»»

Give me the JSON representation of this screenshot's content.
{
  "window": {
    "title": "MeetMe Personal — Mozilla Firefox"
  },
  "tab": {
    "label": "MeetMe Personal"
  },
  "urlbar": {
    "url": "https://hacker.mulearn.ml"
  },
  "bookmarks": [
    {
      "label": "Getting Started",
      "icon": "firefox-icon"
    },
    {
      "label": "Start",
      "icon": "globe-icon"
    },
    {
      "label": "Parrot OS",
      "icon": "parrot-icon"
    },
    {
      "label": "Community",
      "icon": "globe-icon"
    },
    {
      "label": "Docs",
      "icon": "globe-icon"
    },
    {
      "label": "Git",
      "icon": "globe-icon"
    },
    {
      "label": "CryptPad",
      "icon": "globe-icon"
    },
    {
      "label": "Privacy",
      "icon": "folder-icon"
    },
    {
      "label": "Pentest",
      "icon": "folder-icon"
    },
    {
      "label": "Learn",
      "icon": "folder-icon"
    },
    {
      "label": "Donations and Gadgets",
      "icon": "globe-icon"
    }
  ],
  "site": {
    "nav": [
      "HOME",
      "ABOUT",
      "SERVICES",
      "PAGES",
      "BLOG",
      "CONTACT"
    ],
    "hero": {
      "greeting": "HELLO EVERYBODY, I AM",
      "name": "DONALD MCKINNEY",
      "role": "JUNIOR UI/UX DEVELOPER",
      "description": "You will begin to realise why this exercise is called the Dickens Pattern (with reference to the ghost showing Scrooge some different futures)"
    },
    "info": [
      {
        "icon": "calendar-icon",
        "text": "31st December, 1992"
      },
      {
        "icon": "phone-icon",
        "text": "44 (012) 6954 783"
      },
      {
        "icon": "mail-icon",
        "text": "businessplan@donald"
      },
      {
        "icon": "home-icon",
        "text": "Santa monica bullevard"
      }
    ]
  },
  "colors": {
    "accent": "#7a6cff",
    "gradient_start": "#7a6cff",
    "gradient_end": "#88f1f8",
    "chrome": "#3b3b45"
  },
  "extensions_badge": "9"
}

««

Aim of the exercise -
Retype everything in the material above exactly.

Answer to the exercise -
Give me the JSON representation of this screenshot's content.
{
  "window": {
    "title": "MeetMe Personal — Mozilla Firefox"
  },
  "tab": {
    "label": "MeetMe Personal"
  },
  "urlbar": {
    "url": "https://hacker.mulearn.ml"
  },
  "bookmarks": [
    {
      "label": "Getting Started",
      "icon": "firefox-icon"
    },
    {
      "label": "Start",
      "icon": "globe-icon"
    },
    {
      "label": "Parrot OS",
      "icon": "parrot-icon"
    },
    {
      "label": "Community",
      "icon": "globe-icon"
    },
    {
      "label": "Docs",
      "icon": "globe-icon"
    },
    {
      "label": "Git",
      "icon": "globe-icon"
    },
    {
      "label": "CryptPad",
      "icon": "globe-icon"
    },
    {
      "label": "Privacy",
      "icon": "folder-icon"
    },
    {
      "label": "Pentest",
      "icon": "folder-icon"
    },
    {
      "label": "Learn",
      "icon": "folder-icon"
    },
    {
      "label": "Donations and Gadgets",
      "icon": "globe-icon"
    }
  ],
  "site": {
    "nav": [
      "HOME",
      "ABOUT",
      "SERVICES",
      "PAGES",
      "BLOG",
      "CONTACT"
    ],
    "hero": {
      "greeting": "HELLO EVERYBODY, I AM",
      "name": "DONALD MCKINNEY",
      "role": "JUNIOR UI/UX DEVELOPER",
      "description": "You will begin to realise why this exercise is called the Dickens Pattern (with reference to the ghost showing Scrooge some different futures)"
    },
    "info": [
      {
        "icon": "calendar-icon",
        "text": "31st December, 1992"
      },
      {
        "icon": "phone-icon",
        "text": "44 (012) 6954 783"
      },
      {
        "icon": "mail-icon",
        "text": "businessplan@donald"
      },
      {
        "icon": "home-icon",
        "text": "Santa monica bullevard"
      }
    ]
  },
  "colors": {
    "accent": "#7a6cff",
    "gradient_start": "#7a6cff",
    "gradient_end": "#88f1f8",
    "chrome": "#3b3b45"
  },
  "extensions_badge": "9"
}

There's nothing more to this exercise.